- _Problem to work on_:
Find the word "JSON" in the records and copy every line where it occurs.

^^^^

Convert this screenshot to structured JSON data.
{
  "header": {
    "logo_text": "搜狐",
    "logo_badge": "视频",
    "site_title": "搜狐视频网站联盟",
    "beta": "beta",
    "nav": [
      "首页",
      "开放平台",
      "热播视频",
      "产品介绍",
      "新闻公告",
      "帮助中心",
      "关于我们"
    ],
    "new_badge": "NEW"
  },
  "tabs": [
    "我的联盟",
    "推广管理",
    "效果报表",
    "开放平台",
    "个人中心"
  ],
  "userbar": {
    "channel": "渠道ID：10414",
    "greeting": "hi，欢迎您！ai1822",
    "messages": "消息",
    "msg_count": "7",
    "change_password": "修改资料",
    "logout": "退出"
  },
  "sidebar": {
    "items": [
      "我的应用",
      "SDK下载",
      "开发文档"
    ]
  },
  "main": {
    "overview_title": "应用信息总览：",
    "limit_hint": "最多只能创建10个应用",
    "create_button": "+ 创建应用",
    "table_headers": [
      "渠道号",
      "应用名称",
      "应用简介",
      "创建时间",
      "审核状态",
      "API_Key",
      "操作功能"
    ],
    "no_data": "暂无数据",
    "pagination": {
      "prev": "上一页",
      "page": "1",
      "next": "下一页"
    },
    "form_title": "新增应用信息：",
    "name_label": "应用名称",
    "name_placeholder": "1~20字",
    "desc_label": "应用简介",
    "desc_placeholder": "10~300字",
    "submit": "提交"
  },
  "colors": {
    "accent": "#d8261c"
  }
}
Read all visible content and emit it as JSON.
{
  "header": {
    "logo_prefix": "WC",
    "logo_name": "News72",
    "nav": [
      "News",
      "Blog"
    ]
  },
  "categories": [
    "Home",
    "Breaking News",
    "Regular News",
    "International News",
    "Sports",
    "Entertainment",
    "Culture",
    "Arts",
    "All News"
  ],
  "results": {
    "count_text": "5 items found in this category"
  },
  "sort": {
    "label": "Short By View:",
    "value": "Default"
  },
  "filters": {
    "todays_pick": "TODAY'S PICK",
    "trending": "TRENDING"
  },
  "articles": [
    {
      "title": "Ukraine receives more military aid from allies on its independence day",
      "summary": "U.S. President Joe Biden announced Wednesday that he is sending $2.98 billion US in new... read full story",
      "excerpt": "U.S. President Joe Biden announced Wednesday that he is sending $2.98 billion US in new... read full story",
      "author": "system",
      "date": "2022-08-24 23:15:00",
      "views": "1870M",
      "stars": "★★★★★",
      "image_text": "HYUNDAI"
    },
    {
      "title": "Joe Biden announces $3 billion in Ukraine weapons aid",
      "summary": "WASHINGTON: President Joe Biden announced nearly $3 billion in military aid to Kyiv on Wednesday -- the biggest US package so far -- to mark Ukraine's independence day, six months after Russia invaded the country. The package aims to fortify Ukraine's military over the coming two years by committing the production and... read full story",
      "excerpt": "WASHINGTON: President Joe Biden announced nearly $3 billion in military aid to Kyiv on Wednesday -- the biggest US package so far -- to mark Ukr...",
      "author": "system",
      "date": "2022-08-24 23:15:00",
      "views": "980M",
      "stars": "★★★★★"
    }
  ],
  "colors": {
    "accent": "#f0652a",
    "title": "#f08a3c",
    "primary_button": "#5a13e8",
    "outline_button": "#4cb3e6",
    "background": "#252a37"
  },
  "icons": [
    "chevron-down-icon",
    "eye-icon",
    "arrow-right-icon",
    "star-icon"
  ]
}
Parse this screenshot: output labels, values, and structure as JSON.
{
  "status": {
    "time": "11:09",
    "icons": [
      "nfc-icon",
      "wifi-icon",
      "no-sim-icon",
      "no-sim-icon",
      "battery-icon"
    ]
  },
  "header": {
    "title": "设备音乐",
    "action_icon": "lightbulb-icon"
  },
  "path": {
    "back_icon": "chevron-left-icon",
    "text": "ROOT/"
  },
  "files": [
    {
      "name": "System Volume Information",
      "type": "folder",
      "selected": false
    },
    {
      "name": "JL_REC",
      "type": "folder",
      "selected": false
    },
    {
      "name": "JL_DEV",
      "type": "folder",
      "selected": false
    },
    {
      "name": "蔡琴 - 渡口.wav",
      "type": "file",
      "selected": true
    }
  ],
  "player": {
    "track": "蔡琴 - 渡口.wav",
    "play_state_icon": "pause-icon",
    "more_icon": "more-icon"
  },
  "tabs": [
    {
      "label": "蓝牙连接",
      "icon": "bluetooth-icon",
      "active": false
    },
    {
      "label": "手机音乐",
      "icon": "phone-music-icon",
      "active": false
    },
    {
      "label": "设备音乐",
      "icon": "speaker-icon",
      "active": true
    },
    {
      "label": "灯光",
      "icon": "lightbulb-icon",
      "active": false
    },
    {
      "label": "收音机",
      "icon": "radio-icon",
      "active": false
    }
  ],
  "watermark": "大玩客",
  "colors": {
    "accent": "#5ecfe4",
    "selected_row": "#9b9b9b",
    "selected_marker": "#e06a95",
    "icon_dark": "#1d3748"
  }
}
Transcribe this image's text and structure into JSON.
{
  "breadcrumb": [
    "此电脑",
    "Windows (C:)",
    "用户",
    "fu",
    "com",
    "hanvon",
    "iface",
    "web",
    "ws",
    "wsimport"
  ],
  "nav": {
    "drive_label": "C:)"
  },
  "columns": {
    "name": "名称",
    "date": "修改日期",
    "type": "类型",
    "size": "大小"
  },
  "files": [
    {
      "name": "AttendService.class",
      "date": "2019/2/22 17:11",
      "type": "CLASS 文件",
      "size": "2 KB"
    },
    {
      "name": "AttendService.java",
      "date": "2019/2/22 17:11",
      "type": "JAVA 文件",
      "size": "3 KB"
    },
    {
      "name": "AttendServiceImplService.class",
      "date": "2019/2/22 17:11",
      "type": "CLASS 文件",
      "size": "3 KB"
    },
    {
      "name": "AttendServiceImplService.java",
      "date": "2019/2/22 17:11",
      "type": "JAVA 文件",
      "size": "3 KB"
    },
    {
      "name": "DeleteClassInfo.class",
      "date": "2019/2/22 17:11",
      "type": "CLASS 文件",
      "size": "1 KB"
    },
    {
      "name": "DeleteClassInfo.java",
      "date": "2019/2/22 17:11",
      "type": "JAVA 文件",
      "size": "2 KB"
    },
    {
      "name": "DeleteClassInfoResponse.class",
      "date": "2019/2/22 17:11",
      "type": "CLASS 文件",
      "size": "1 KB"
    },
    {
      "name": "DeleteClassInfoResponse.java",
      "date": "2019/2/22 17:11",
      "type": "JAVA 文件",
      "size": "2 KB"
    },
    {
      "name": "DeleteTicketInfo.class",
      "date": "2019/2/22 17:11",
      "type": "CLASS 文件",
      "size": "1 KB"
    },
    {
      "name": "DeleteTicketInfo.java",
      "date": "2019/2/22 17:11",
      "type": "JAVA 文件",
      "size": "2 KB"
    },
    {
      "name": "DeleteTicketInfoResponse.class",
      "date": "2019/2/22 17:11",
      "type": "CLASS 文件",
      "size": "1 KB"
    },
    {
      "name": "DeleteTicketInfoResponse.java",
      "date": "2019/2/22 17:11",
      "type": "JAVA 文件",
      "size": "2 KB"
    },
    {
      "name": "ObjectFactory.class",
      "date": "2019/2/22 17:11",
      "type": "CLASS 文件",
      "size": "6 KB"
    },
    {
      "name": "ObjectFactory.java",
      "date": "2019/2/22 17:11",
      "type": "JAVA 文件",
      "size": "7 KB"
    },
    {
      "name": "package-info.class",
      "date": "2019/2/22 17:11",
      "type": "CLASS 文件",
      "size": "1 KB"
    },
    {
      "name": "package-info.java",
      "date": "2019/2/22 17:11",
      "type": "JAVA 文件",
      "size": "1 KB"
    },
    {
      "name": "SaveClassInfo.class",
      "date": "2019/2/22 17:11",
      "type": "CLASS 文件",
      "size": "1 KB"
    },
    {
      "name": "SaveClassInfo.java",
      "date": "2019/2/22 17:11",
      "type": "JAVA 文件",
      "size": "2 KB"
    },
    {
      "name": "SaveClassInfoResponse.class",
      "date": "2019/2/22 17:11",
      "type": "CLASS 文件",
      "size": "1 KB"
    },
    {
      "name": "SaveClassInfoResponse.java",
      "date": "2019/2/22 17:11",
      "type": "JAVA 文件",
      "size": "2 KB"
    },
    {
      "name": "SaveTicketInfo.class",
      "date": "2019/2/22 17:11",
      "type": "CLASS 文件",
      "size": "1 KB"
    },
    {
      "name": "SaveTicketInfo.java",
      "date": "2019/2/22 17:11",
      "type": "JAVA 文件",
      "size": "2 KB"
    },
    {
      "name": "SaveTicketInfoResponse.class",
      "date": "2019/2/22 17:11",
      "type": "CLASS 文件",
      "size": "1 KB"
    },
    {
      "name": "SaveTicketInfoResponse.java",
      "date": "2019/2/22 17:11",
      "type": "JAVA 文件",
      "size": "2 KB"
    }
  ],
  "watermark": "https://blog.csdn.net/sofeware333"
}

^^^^

- _Expected answer_:
Convert this screenshot to structured JSON data.
Read all visible content and emit it as JSON.
Parse this screenshot: output labels, values, and structure as JSON.
Transcribe this image's text and structure into JSON.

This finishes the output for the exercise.